about adolescents who are in the process of forming concepts, but who are
not there yet. And one way in which an adolescent forms a concept about the
difficult concept of a social contract, of citizenship, of nationality is
pseudoconceptual: it is based on discussing "actual" perceptual differences
between races. This might seem irrelevant to current political discourse.
Unfortunately, it isn't.

What does a teacher say to kids who are thinking this way? Do we say "Don't
do it"? Or is it better to show them that it is not necessary?

David Kellogg
Macquarie University


On Sat, Mar 11, 2017 at 7:58 PM, Ulvi İçil <ulvi.icil@gmail.com> wrote:

> Mike, please corrct me if i wrongly take this meaning that revolutions
> causes big numbers of death, death in masses, so we would not prefer them.
>
> But, what if we sum up all the deaths because of occupatinal murders in
> workplaces, deaths from drugs, murders of women and early death because of
> lack of sufficient health care and all the deaths due to the bad
> orgsanisation of society under capitalism  and what is more turning of tens
> of millions of children into ignorant and fanatic human beings who are
> brought up able to kill anyone on the street etc
>
> Is it not more rational to put en end to this state of human society rather
> than to perpetruate it, allow it to exist.
>
> Unemployment itself 20 % in Turkey.
>
>
>
>
>
> 11 Mar 2017 03:14 tarihinde "mike cole" <mcole@ucsd.edu> yazdı:
>
> > >From my personal web page, Ulvi:
> >
> > *Apropos Thoughts on Revolutions and Their Causes*
> >
> > (From C. Dickens, *A Tale of Two Cities*, Ch 15)
> >
> > Along the Paris streets, the death carts rumble, hollow and harsh.
> >
> > Six tumbrels carry the day's wine to La Guillotine.
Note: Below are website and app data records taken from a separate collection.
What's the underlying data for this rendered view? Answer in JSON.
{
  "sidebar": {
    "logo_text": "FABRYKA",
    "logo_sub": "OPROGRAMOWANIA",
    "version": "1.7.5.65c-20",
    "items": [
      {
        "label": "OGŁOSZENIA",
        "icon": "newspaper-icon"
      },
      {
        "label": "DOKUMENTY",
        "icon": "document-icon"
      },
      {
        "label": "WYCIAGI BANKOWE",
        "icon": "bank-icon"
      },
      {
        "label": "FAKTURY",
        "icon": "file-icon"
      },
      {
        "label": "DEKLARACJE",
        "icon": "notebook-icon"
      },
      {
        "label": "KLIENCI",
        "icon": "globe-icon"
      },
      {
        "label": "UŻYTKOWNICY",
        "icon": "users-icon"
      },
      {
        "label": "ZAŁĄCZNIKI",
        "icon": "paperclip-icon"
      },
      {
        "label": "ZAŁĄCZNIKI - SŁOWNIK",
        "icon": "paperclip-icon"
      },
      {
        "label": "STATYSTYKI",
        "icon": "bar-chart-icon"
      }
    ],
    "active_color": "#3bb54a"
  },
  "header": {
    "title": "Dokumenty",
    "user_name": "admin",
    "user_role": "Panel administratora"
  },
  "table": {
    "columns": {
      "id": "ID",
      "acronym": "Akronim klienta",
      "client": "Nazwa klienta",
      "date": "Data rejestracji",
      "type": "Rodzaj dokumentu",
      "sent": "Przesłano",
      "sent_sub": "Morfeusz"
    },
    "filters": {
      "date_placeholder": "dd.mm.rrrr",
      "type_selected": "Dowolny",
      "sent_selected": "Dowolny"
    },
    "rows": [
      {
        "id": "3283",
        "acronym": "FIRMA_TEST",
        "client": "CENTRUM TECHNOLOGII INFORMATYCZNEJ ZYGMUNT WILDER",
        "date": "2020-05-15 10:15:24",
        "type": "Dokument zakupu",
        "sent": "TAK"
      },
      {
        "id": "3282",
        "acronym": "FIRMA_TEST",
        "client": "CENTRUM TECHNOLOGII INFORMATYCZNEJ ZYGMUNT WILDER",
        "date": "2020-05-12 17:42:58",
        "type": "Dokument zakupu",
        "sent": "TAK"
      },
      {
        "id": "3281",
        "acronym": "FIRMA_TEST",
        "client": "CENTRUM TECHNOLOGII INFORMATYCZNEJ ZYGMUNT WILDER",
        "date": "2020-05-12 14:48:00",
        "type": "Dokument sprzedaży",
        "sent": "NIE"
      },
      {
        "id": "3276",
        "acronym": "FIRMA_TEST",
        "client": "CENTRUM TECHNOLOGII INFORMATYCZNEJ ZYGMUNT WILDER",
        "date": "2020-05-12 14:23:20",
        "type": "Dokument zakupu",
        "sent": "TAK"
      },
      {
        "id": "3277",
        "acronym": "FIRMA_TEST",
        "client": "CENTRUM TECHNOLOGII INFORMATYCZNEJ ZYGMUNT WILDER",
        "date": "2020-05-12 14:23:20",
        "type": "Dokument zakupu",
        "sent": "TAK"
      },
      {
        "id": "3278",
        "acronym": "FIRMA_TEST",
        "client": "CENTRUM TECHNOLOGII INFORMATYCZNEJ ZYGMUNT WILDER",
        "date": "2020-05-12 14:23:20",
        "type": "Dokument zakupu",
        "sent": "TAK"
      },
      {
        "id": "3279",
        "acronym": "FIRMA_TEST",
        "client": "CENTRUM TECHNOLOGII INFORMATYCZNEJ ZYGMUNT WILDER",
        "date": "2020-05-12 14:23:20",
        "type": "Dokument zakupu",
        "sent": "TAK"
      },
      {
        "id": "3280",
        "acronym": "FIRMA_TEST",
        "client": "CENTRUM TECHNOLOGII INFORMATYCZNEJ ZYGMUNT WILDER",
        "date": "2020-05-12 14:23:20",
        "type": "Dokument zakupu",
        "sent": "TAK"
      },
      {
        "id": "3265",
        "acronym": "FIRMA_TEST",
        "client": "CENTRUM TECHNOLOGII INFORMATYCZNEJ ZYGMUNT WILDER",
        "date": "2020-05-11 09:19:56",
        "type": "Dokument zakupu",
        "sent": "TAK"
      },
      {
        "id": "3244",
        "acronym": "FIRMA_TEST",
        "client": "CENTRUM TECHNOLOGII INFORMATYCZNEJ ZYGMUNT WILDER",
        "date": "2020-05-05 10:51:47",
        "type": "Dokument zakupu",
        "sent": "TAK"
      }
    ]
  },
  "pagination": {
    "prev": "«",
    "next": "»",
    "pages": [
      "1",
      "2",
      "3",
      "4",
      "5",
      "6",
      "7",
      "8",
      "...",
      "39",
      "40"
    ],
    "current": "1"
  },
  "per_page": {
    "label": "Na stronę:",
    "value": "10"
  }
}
All the devouring and
> > insatiate monsters imagined since imagination could record itself, are
> > fused in the one realization, Guillotine. And yet there is not in France,
> > with its rich variety of soil and climate, a blade, a leaf, a root, a
> > sprig, a peppercorn, which will grow to maturity under conditions more
> > certain than those that have produced this horror. Crush human humanity
> out
> > of shape once more, under similar hammers, and it will twist itself into
> > the same tortured forms. Sow the same seed of rapacious license and
> > oppression over again, and it will surely yield the same fruit, according
> > to its kind.
> >
> > It is the nature of the fruits sewn by the French Revolution that give
> > pause for thought. And perhaps accounts for the lack of reply to your
> > articulately formulated note.
> >
> > mike
> >
> >
> >
> > On Wed, Mar 8, 2017 at 1:32 PM, Ulvi İçil <ulvi.icil@gmail.com> wrote:
> >
> > > If I say
> > >
> > > don't do it, it is imperative.
> > >
> > > But if I say,
> > >
> > > It is not realistic and you do not need it.
> > >
> > > It is affirmative and even  though negative, it is again affirmative,
> to
> > > demobilize you.
> > >
> > > What I mean is Revolution.
> > >
> > > Addressed to a married couple with two children.
> > >
> > > With 3 thousand Turkish liras in Istanbul in a  rented home of at least
> > > 1000 tl for rent.
> > >
> > > 1 usd = 4 Turkish liras
> > >
> > > Survival economics.
> > >
> > > Any prospect?
> > >
> > > No.
> > >
> > > That simple.
> > >
> > > What is socialist revolution?
> > >
> > > It is neither an intention nor a wish.
> > >
> > > It is simple necessity.
> > >
> >
>